University of Virginia professor emeritus William H. Harbaugh, an avid scholar of Theodore Roosevelt who was instrumental in the restoration of the former president’s Albemarle County retreat, died Thursday. He was 85.
He is remembered by family, friends and colleagues as a thoughtful man whose deeply held liberal convictions and interest in history were forged during his service in World War II, where as a captain in the 62nd AAA Gun Battalion he helped liberate several Nazi slave-labor camps.
“I think the war got him very interested in history and what war was all about and what led to it and how it affected America,” said Alex Sedgwick, a best friend and past dean of the College of Arts & Sciences.
Harbaugh applied for admission to the master’s history program at Columbia University the day after he returned from the war. Despite an undistinguished undergraduate record - he attended the University of Alabama on a baseball scholarship before entering the U.S. Army - the history department chair granted him admission after he showed up in uniform with a Croix de Guerre strapped to his chest. The award recognizes bravery in the face of the enemy.
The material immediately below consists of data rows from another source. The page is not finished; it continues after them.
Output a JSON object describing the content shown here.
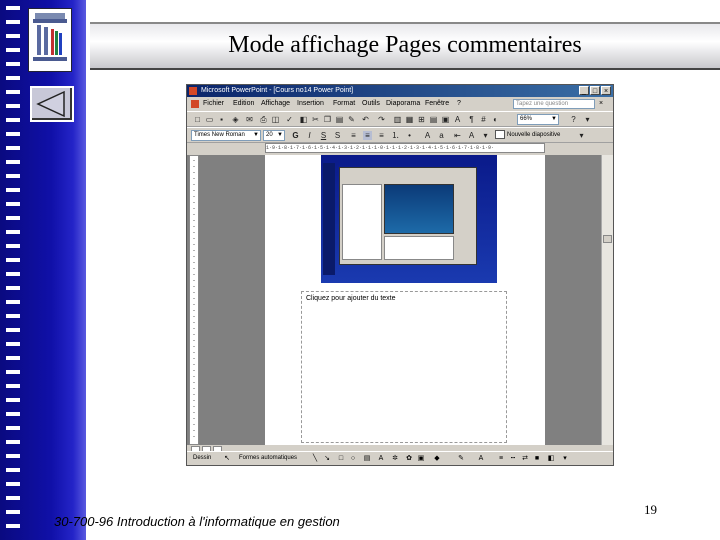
{
  "slide": {
    "title": "Mode affichage Pages commentaires",
    "footer": "30-700-96 Introduction à l'informatique en gestion",
    "page_number": "19"
  },
  "nav": {
    "back_icon": "left-triangle-icon",
    "logo_icon": "building-books-logo-icon"
  },
  "window": {
    "title": "Microsoft PowerPoint - [Cours no14 Power Point]",
    "controls": [
      "_",
      "□",
      "×"
    ]
  },
  "menu": {
    "items": [
      "Fichier",
      "Edition",
      "Affichage",
      "Insertion",
      "Format",
      "Outils",
      "Diaporama",
      "Fenêtre",
      "?"
    ],
    "ask_placeholder": "Tapez une question",
    "close": "×"
  },
  "toolbar": {
    "zoom": "66%"
  },
  "format_toolbar": {
    "font": "Times New Roman",
    "size": "20",
    "bold": "G",
    "italic": "I",
    "underline": "S",
    "shadow": "S",
    "new_slide": "Nouvelle diapositive"
  },
  "ruler": {
    "text": "1·9·1·8·1·7·1·6·1·5·1·4·1·3·1·2·1·1·1·0·1·1·1·2·1·3·1·4·1·5·1·6·1·7·1·8·1·9·"
  },
  "notes": {
    "placeholder": "Cliquez pour ajouter du texte"
  },
  "drawing": {
    "draw_label": "Dessin",
    "autoshapes_label": "Formes automatiques"
  },
  "colors": {
    "titlebar": "#0a246a",
    "leftbar": "#1010a8",
    "slide_bg": "#1a3ab0"
  }
}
Harbaugh went on to earn his PhD at Northwestern University in 1954 and spent the next 14 years teaching at the University of Connecticut and Bucknell University before settling at UVa.
An opponent of the Vietnam War, Harbaugh participated in teach-ins across Virginia with Sedgwick.
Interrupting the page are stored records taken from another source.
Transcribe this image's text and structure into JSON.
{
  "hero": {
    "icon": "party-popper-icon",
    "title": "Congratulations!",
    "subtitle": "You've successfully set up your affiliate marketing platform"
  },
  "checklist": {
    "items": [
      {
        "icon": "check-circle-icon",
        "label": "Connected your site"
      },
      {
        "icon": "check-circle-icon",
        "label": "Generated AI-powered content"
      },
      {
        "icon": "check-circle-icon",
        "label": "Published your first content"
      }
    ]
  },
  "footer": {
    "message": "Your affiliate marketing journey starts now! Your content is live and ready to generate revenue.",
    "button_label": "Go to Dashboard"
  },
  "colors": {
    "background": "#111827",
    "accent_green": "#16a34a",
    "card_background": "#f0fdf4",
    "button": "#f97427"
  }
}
Despite his strong convictions, Harbaugh was always careful to separate the politics from the person, friend and fellow history professor Bill Abbott said.
“He was remarkably open minded, fair minded and tolerant of all points of view,” he said.
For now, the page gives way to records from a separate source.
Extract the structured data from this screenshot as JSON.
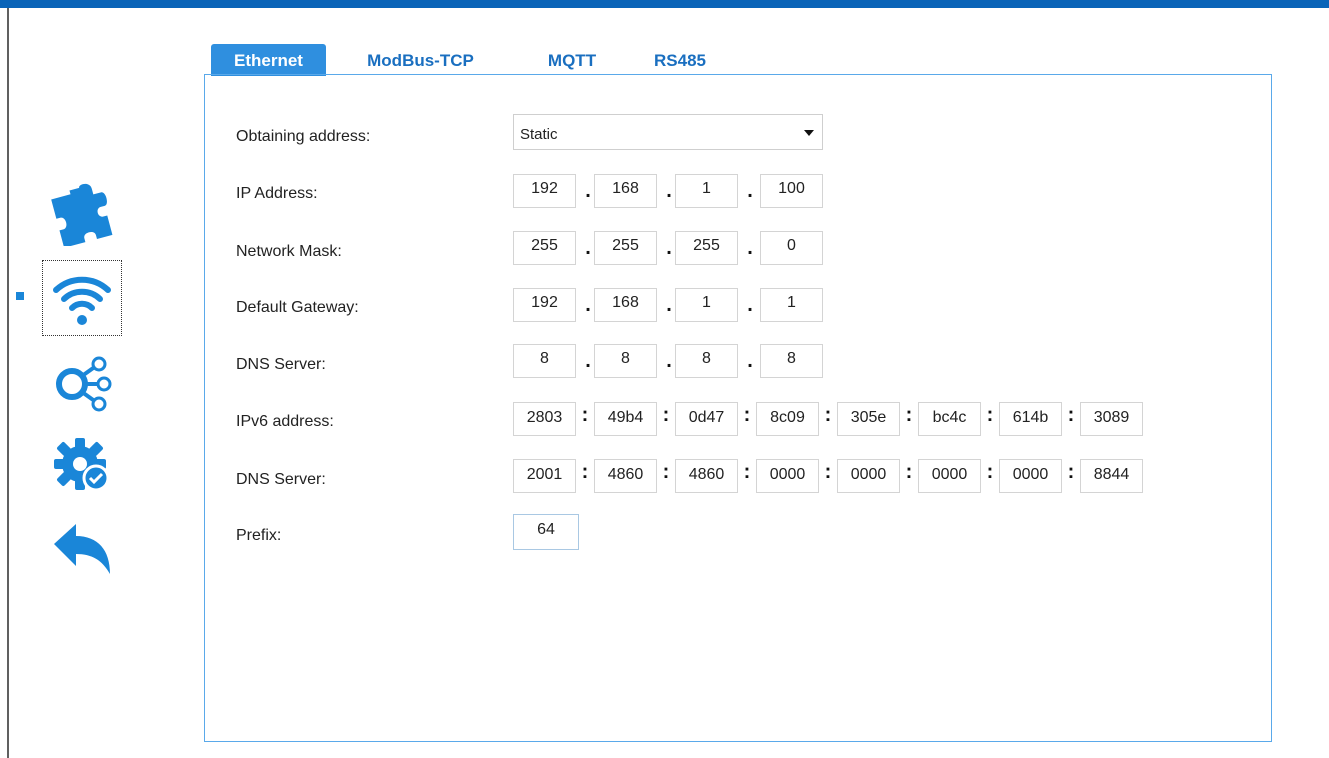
{
  "tabs": [
    "Ethernet",
    "ModBus-TCP",
    "MQTT",
    "RS485"
  ],
  "active_tab": "Ethernet",
  "sidebar": {
    "items": [
      {
        "icon": "puzzle-icon"
      },
      {
        "icon": "wifi-icon",
        "selected": true
      },
      {
        "icon": "network-nodes-icon"
      },
      {
        "icon": "gear-check-icon"
      },
      {
        "icon": "back-arrow-icon"
      }
    ]
  },
  "form": {
    "obtaining_address": {
      "label": "Obtaining address:",
      "value": "Static"
    },
    "ip_address": {
      "label": "IP Address:",
      "octets": [
        "192",
        "168",
        "1",
        "100"
      ]
    },
    "network_mask": {
      "label": "Network Mask:",
      "octets": [
        "255",
        "255",
        "255",
        "0"
      ]
    },
    "default_gateway": {
      "label": "Default Gateway:",
      "octets": [
        "192",
        "168",
        "1",
        "1"
      ]
    },
    "dns_server": {
      "label": "DNS Server:",
      "octets": [
        "8",
        "8",
        "8",
        "8"
      ]
    },
    "ipv6_address": {
      "label": "IPv6 address:",
      "groups": [
        "2803",
        "49b4",
        "0d47",
        "8c09",
        "305e",
        "bc4c",
        "614b",
        "3089"
      ]
    },
    "ipv6_dns_server": {
      "label": "DNS Server:",
      "groups": [
        "2001",
        "4860",
        "4860",
        "0000",
        "0000",
        "0000",
        "0000",
        "8844"
      ]
    },
    "prefix": {
      "label": "Prefix:",
      "value": "64"
    }
  },
  "colors": {
    "accent": "#2f8fdf",
    "top_bar": "#0a64b8",
    "icon": "#1a86d8"
  }
}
Harbaugh idolized Roosevelt because of his dedication to conservation, his trust-busting and his role in founding the Progressive, or “Bull Moose,” Party after losing the Republican primary in 1912.
Harbaugh’s 1961 work, “Power and Responsibility: The Life and Times of Theodore Roosevelt,” won acclaim after its publication and is still in print today.
“It has been said by people who are his peers that that is the best single-volume biography of Theodore Roosevelt,” said Paula Beazley, president of the Edith and Theodore Roosevelt Pine Knot Foundation. The foundation overseas Pine Knot, Roosevelt’s retreat near Keene.
Harbaugh taught at UVa for more than 20 years before retiring in 1990 as a Langbourne M. Williams professor of American history.
He was especially proud earlier this year when the Theodore Roosevelt Association awarded him the Theodore Roosevelt Distinguished Service Medal, which will be posthumously presented in October, Beazley said.
He is survived by his wife of 50 years, Virginia Wayne Talbot; his three children, Emelyn Hartridge Harbaugh, William Talbot Harbaugh and Henry Richmond Harbaugh; one granddaughter; and four step-grandchildren.
A memorial will be held this fall at Pine Knot. His children have established a memorial Web site at harbaugh.org/whh.
Contact John Yellig at (434) 978-7245 or firstname.lastname@example.org.
This story can be found at: http://darkwing.uoregon.edu/~harbaugh/WHH/